Paolo and others reported on their sleep to assess how new LED lights on the Space Station are affecting them as they are replaced by older fluorescent light bulbs.
Paolo also started preparing the Combustion Integration Rack that will see five different studies on burning gas flames in space. Contained in a closed-off rack to avoid any safety problems, the studies aim to improve fuel efficiency and make fuels more environmentally-friendly.
Another two 36-hour recording of Paolo’s data for the Circadian Rhythms experiment took place. The patch on Paolo’s forehead in some pictures he has posted on social media is recording his body temperature to assess his biological clock. The Space Station astronauts have no natural 24-hour cycle as on Earth, instead sunlight lasts 45 minutes per half-orbit of Earth and they live for months in artificial light. Studying how astronauts’ adapt will help understand our biological clock and help people on Earth who work and live irregular hours.
ESA’s MobiPV project was checked and confirmed running as planned by exchanging pictures, notes and video feed with ground control. MobiPV aims to improve how astronauts handle complex tasks by allowing ground control to see what the astronaut sees as well as show the astronaut what steps to take without having him or her look away from their task at hand. A real test where Paolo will do some maintenance work is planned.
Paolo continues to take part in the Canadian At Home In Space experiment. It is collecting information on how Space Station astronauts feel about their house that orbits our planet. Cultural and social aspects are being taken into account to help designers consider how humans interact and cope with isolation and stress for the next generation of spacecraft.
A third Veggie session was started and harvested, growing lettuce in space in three weeks. This NASA greenhouse is growing red romaine, mizuna and green lettuce in space in the European Columbus laboratory.

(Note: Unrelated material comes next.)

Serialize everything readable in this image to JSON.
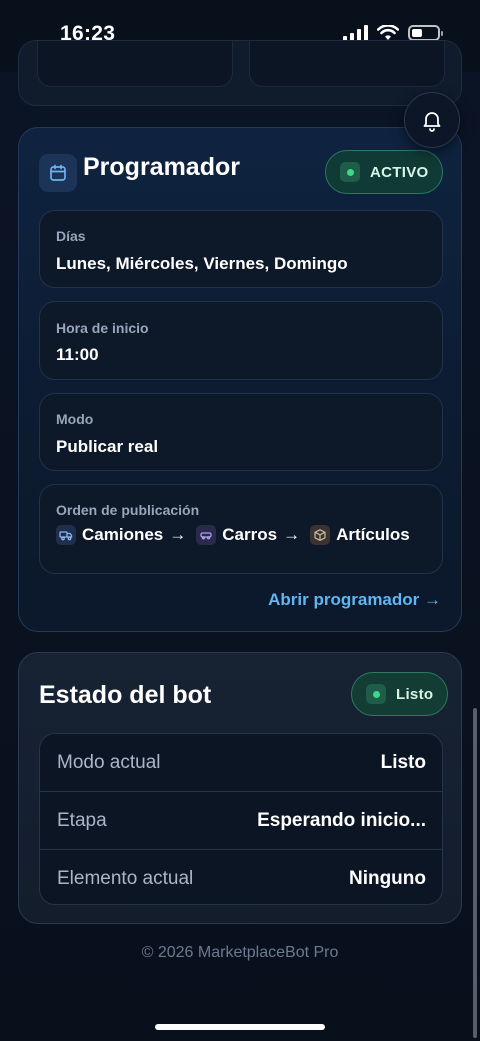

Europe’s ElectroMagnetic Levitator was prepared for a run that lasted a week in October. The device allows alloys to be melted and cooled in mid-air and observed. The facility can be pumped with pure gas depending on the experiment requirements.
The Kubik incubator-centrifuge was given some love with its temperature sensors calibrated and checked. ESA’s Kubik facility allows for biological experiments to be incubated and stored automatically. It was put away ready for its next experiment.
The PK-4 equipment also got a dust down. The joint Roscosmos-ESA experiment observes ionised gas with dust particles that react as atoms would do on an atomic scale. The machine allows for researchers to see and observe how atoms behave. The facility was maintained by cleaning of pumping of the gas used.